By Steve Outing
Hint: It’s the leadership and corporate culture!
Check out this video of Google CEO Eric Schmidt being interviewed for WashingtonPost.com’s “On Leadership” series by Steven Pearlstein:
Wow. I hadn’t heard Schmidt talk about the Google corporate culture before, but watching this video interview made me realize why his company is so successful, and how the newspaper industry might be able to thrive if it adopted a similar networked, bottom-up decision structure.
To amplify that point, today I received a private e-mail from a frustrated interactive leader at a daily newspaper. She complained about her publisher and other top executives ignoring the good ideas for new revenue generators that she and her staff have suggested, and instead deferring to their own judgment and making the decision to move toward charging for news content on their website. In other words, this publisher has hired online/digital experts, and has access to smart web developers at corporate HQ, but chooses to ignore their advice in favor of his own “better judgment,” even though he’s not a digital-media expert.
If you watched the Schmidt video interview above, you’ll know that that couldn’t happen at Google.
The e-mail I mentioned is not the first I’ve received of its ilk. I periodically hear privately from newspaper online managers about their inability to get new ideas and initiatives approved, and their frustration that their expertise is ignored by executives who “know better.”

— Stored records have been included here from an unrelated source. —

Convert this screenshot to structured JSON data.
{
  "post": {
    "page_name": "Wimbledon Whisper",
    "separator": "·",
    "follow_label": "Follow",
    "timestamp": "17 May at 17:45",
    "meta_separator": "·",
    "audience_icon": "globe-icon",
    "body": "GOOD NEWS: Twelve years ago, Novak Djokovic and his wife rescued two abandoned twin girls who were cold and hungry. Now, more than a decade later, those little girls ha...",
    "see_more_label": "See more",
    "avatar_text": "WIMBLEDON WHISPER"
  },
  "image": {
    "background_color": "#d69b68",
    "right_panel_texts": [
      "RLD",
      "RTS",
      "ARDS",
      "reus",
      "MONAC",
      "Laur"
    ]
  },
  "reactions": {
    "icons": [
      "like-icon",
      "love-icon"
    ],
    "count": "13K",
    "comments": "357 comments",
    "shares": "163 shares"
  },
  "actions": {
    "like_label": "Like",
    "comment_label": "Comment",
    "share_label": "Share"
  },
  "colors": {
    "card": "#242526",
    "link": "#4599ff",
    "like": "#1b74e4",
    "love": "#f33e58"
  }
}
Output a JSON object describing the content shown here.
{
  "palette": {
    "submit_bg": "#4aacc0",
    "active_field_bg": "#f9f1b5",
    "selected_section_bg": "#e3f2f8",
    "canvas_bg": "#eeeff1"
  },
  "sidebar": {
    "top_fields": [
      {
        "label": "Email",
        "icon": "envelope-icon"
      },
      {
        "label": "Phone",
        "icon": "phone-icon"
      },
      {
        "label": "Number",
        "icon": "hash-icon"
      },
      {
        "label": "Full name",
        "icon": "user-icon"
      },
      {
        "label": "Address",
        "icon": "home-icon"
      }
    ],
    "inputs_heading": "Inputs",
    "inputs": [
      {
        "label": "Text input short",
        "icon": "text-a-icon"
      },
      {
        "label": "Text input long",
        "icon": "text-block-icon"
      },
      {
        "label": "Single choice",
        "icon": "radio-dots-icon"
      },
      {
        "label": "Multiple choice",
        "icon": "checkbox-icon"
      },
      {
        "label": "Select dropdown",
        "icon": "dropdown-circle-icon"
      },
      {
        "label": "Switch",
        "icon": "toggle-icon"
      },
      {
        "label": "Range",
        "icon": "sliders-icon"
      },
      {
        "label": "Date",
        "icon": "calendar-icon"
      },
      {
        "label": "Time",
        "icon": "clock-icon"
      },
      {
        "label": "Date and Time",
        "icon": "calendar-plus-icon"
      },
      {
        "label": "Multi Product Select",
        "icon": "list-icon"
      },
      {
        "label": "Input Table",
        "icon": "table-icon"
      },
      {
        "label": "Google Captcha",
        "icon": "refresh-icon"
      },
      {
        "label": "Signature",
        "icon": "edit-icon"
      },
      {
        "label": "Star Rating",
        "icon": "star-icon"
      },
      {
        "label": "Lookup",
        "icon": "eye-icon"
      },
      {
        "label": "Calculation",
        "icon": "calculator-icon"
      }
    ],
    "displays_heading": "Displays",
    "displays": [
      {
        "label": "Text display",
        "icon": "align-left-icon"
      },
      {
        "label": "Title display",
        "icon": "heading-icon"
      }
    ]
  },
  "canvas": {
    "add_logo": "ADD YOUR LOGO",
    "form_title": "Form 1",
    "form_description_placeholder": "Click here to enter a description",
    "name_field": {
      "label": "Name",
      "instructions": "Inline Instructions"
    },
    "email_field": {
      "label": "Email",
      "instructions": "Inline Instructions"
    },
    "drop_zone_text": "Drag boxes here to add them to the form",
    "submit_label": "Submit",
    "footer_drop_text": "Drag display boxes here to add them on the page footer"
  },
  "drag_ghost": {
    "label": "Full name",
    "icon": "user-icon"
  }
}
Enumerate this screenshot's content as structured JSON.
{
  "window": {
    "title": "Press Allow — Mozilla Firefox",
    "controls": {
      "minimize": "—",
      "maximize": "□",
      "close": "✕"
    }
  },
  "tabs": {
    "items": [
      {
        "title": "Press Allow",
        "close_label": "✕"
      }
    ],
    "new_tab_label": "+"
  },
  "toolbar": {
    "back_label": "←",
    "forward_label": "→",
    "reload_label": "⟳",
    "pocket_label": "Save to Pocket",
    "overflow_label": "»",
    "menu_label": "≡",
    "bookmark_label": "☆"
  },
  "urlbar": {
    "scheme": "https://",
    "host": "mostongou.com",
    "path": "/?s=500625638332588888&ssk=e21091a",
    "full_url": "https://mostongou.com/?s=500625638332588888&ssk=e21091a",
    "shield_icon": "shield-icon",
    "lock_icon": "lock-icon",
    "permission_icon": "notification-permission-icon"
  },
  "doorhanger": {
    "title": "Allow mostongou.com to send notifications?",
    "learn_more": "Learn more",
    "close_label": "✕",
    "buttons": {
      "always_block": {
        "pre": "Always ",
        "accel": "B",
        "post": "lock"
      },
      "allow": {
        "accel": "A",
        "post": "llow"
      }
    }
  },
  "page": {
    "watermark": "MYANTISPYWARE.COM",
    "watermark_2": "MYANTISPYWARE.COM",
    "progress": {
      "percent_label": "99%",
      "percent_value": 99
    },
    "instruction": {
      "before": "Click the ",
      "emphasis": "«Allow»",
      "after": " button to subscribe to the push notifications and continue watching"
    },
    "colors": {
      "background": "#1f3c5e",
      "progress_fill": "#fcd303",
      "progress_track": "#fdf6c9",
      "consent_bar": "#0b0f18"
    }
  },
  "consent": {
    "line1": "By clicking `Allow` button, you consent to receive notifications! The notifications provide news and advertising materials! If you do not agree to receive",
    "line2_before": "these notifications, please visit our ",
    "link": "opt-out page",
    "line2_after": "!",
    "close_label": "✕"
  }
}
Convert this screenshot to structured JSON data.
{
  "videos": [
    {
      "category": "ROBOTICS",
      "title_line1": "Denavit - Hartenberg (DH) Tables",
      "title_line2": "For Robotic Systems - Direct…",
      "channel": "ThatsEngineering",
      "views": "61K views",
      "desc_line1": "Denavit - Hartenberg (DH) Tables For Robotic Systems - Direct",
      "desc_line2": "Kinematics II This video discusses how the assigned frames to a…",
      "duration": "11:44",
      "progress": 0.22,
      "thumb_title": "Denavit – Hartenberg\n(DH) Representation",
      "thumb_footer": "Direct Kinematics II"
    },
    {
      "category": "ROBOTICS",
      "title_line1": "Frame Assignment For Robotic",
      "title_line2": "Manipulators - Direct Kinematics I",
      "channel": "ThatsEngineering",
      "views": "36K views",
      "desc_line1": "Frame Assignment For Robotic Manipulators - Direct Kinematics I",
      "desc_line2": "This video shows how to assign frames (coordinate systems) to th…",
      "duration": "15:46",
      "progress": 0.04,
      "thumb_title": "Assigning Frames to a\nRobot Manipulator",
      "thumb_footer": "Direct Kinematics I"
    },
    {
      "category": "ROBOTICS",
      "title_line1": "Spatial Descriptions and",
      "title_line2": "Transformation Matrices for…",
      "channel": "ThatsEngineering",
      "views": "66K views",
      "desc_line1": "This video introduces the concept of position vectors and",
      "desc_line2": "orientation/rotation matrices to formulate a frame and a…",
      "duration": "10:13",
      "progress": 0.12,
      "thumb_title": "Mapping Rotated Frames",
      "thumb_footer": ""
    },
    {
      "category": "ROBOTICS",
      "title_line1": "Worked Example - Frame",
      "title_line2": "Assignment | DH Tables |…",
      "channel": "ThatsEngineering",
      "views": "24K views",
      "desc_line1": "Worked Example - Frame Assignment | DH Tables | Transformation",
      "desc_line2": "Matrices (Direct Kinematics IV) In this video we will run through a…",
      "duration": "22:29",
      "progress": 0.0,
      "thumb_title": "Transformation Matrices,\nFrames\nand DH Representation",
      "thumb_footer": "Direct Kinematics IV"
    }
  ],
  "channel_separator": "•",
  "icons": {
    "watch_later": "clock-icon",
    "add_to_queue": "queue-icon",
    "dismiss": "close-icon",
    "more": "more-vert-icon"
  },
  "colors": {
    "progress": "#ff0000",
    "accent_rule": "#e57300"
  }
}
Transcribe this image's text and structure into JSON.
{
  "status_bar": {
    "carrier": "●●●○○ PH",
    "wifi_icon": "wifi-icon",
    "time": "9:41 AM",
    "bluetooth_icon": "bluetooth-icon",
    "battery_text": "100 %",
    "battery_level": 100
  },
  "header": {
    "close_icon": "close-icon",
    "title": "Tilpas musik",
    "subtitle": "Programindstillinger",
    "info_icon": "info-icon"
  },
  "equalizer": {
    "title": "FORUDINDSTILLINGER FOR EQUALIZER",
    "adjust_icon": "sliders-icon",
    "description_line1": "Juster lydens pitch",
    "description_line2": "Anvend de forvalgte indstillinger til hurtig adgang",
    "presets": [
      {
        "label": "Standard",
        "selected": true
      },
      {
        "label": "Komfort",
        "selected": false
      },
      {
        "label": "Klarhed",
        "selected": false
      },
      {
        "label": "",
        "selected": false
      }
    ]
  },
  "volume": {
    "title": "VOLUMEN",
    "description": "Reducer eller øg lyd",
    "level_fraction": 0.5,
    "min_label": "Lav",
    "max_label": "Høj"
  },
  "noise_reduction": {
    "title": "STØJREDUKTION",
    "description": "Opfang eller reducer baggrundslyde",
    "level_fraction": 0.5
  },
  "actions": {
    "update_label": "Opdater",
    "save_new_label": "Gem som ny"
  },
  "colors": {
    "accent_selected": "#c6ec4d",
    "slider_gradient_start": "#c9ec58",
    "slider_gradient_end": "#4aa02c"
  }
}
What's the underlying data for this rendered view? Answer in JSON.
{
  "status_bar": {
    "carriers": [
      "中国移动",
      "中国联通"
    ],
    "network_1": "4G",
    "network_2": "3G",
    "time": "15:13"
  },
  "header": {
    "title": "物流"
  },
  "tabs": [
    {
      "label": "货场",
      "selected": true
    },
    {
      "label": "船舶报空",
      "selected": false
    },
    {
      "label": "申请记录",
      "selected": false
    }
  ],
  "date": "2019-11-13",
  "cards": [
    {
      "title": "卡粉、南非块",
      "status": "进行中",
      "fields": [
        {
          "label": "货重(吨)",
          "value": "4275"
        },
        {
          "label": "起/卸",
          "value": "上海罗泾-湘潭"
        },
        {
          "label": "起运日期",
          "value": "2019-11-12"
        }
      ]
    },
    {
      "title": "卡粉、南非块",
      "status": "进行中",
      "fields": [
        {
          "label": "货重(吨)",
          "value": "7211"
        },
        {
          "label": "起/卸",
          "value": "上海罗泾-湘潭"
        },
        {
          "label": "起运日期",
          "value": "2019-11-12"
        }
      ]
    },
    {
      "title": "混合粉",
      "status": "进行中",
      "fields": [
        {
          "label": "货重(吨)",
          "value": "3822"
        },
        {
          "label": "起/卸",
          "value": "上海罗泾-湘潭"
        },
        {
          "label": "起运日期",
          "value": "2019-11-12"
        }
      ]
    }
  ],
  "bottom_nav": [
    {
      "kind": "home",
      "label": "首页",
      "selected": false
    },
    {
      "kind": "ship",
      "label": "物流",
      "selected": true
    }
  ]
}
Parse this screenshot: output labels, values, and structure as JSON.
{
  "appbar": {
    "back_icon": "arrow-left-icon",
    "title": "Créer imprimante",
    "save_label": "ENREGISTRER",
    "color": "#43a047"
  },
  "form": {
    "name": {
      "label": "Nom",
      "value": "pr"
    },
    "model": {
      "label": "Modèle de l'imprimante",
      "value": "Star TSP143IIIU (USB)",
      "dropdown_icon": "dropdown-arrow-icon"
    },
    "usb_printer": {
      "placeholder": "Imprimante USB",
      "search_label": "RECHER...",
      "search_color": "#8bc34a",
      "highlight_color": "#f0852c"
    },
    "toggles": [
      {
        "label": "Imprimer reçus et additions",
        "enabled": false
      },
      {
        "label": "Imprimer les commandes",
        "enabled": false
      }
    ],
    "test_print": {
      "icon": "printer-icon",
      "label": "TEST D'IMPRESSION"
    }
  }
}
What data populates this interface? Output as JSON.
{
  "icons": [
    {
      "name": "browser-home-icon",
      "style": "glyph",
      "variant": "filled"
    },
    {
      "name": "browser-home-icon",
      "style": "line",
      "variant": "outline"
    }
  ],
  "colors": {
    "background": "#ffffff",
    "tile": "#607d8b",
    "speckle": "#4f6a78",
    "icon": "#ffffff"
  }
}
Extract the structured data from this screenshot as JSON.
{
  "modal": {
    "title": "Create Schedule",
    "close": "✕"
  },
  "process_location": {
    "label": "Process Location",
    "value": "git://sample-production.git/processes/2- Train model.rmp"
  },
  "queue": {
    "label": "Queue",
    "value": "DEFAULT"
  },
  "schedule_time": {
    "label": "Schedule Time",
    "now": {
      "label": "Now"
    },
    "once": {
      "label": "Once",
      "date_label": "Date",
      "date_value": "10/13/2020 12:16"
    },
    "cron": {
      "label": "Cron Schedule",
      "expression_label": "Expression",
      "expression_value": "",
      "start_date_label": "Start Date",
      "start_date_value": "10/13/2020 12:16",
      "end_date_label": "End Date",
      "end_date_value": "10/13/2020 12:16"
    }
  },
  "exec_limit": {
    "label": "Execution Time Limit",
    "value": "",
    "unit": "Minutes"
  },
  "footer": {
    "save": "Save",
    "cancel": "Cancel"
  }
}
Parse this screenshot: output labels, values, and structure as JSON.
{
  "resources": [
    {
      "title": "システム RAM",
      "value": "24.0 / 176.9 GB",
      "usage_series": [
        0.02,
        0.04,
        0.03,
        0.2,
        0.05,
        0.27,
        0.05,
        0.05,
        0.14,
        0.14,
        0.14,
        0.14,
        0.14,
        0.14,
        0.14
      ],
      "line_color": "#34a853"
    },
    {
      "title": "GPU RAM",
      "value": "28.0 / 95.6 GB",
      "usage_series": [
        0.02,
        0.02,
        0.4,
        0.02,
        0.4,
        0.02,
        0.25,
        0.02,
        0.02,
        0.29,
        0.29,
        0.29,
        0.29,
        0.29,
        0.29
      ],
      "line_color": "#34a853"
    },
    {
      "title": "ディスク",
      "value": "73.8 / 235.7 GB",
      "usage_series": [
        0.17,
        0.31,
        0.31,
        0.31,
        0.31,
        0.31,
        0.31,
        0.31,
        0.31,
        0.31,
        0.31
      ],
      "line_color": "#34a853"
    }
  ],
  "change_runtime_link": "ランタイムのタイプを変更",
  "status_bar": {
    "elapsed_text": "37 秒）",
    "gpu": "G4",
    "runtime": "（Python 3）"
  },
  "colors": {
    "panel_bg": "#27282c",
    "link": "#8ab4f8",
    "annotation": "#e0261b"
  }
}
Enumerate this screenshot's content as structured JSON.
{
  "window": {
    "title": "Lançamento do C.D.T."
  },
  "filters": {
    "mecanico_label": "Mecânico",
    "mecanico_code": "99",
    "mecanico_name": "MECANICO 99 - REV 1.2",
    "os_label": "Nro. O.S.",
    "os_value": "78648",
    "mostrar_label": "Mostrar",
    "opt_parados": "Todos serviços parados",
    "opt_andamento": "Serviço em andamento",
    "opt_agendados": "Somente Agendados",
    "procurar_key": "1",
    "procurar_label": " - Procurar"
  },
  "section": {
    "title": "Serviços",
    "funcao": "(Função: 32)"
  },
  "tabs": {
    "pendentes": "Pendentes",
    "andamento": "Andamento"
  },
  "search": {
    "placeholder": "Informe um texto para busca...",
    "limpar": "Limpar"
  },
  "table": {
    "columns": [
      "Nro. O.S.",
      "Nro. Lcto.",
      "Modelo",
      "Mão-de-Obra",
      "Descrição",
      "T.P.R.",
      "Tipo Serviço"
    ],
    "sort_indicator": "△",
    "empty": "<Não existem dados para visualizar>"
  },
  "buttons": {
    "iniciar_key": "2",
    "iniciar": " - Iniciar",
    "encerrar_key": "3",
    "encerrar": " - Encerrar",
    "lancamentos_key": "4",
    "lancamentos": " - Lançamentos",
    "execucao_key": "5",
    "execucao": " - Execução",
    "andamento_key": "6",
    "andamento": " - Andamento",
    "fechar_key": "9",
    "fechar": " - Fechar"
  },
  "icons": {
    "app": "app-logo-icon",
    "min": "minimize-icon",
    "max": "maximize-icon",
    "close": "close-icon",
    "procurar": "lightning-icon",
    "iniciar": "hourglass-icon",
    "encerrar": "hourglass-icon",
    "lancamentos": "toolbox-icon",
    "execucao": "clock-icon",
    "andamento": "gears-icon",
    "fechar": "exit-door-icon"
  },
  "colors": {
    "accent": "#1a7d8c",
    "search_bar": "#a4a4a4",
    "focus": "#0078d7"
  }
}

So I leave with a question: How do we get more newspaper publishers and executives to loosen the reins, and rein in the arrogance? Or do we just have to wait for them to retire or die?